▸ INSTRUCTIONS FOR THE TASK: Figure out how many lines of the material below contain the word "swatch". Answer with the number only.

▸ EXTRACTED RECORDS:
▼

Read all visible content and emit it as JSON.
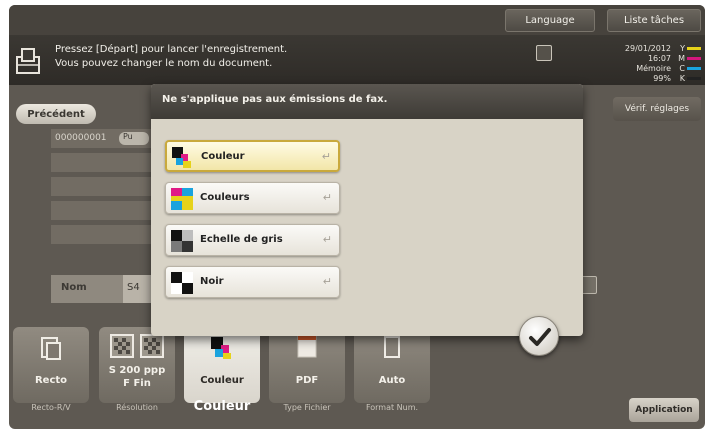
{
  "topbar": {
    "language_label": "Language",
    "job_list_label": "Liste tâches"
  },
  "message": {
    "line1": "Pressez [Départ] pour lancer l'enregistrement.",
    "line2": "Vous pouvez changer le nom du document."
  },
  "status": {
    "date": "29/01/2012",
    "time": "16:07",
    "memory_label": "Mémoire",
    "memory_value": "99%",
    "toner_letters": [
      "Y",
      "M",
      "C",
      "K"
    ],
    "toner_colors": {
      "Y": "#e6d21a",
      "M": "#d4177e",
      "C": "#1aa3de",
      "K": "#222222"
    }
  },
  "buttons": {
    "verif_label": "Vérif. réglages",
    "previous_label": "Précédent",
    "application_label": "Application"
  },
  "background_list": {
    "first_row_number": "000000001",
    "first_row_tag": "Pu",
    "name_label": "Nom",
    "name_value": "S4"
  },
  "dialog": {
    "title": "Ne s'applique pas aux émissions de fax.",
    "options": [
      {
        "label": "Couleur",
        "selected": true,
        "icon": "color-swatch-icon"
      },
      {
        "label": "Couleurs",
        "selected": false,
        "icon": "multicolor-swatch-icon"
      },
      {
        "label": "Echelle de gris",
        "selected": false,
        "icon": "grayscale-swatch-icon"
      },
      {
        "label": "Noir",
        "selected": false,
        "icon": "black-swatch-icon"
      }
    ],
    "enter_glyph": "↵",
    "ok_glyph": "✔"
  },
  "tabs": [
    {
      "label": "Recto",
      "sublabel": "Recto-R/V",
      "icon": "simplex-page-icon",
      "active": false
    },
    {
      "label_line1": "S 200 ppp",
      "label_line2": "F Fin",
      "sublabel": "Résolution",
      "icon": "resolution-icon",
      "active": false
    },
    {
      "label": "Couleur",
      "sublabel": "Couleur",
      "icon": "color-mode-icon",
      "active": true
    },
    {
      "label": "PDF",
      "sublabel": "Type Fichier",
      "icon": "pdf-file-icon",
      "active": false
    },
    {
      "label": "Auto",
      "sublabel": "Format Num.",
      "icon": "scan-size-icon",
      "active": false
    }
  ],
  "colors": {
    "accent_yellow": "#c9a93c",
    "panel": "#5e5952",
    "dialog": "#d8d3c6"
  }
}
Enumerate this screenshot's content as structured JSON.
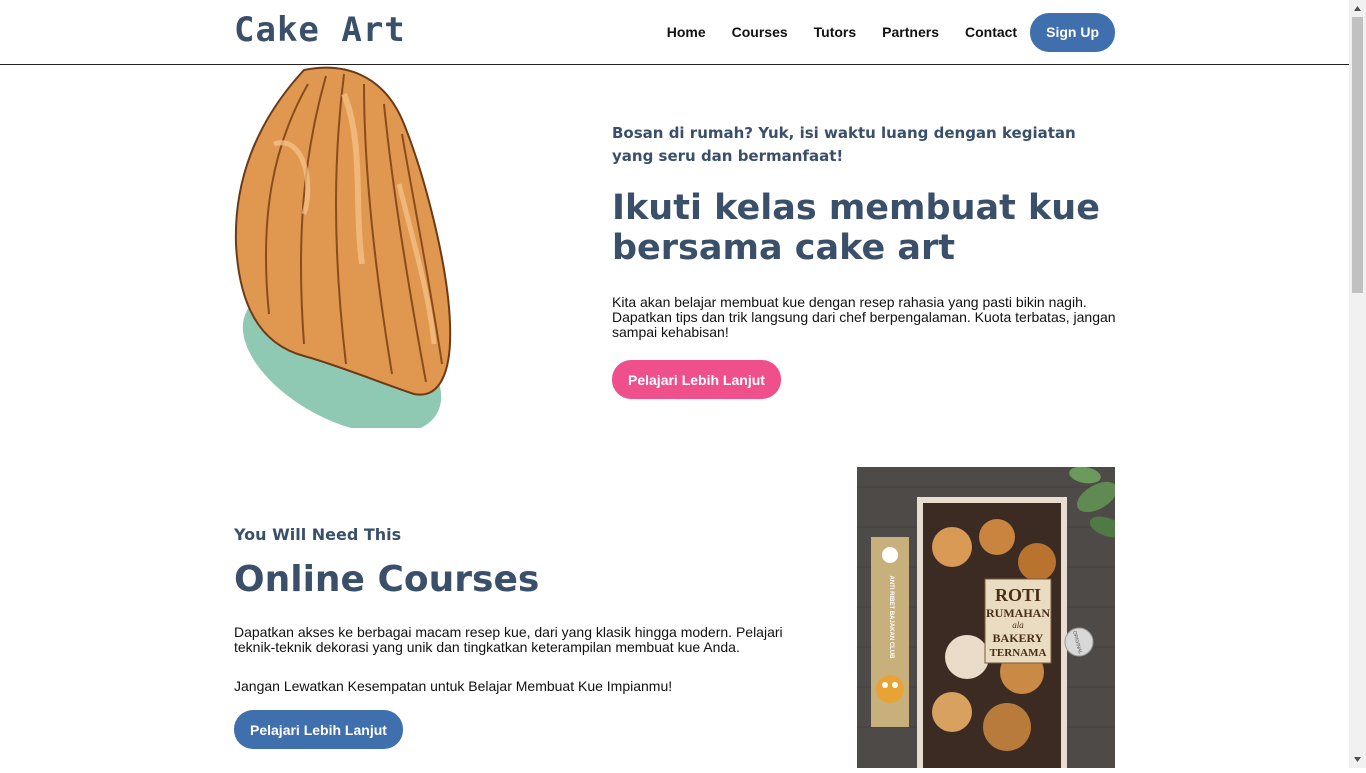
{
  "header": {
    "logo": "Cake Art",
    "nav": [
      "Home",
      "Courses",
      "Tutors",
      "Partners",
      "Contact"
    ],
    "signup_label": "Sign Up"
  },
  "hero": {
    "subtitle": "Bosan di rumah? Yuk, isi waktu luang dengan kegiatan yang seru dan bermanfaat!",
    "title": "Ikuti kelas membuat kue bersama cake art",
    "description": "Kita akan belajar membuat kue dengan resep rahasia yang pasti bikin nagih. Dapatkan tips dan trik langsung dari chef berpengalaman. Kuota terbatas, jangan sampai kehabisan!",
    "button_label": "Pelajari Lebih Lanjut"
  },
  "courses": {
    "eyebrow": "You Will Need This",
    "title": "Online Courses",
    "description": "Dapatkan akses ke berbagai macam resep kue, dari yang klasik hingga modern. Pelajari teknik-teknik dekorasi yang unik dan tingkatkan keterampilan membuat kue Anda.",
    "note": "Jangan Lewatkan Kesempatan untuk Belajar Membuat Kue Impianmu!",
    "button_label": "Pelajari Lebih Lanjut",
    "book": {
      "title_line1": "ROTI",
      "title_line2": "RUMAHAN",
      "title_line3": "ala",
      "title_line4": "BAKERY",
      "title_line5": "TERNAMA",
      "bookmark_text": "ANTI RIBET BAJAKAN CLUB",
      "sticker_text": "ORIGINAL"
    }
  },
  "colors": {
    "brand_blue": "#3f6fad",
    "heading": "#3a4f69",
    "pink": "#ef4f8a"
  }
}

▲

▸ EXERCISE ANSWER: 4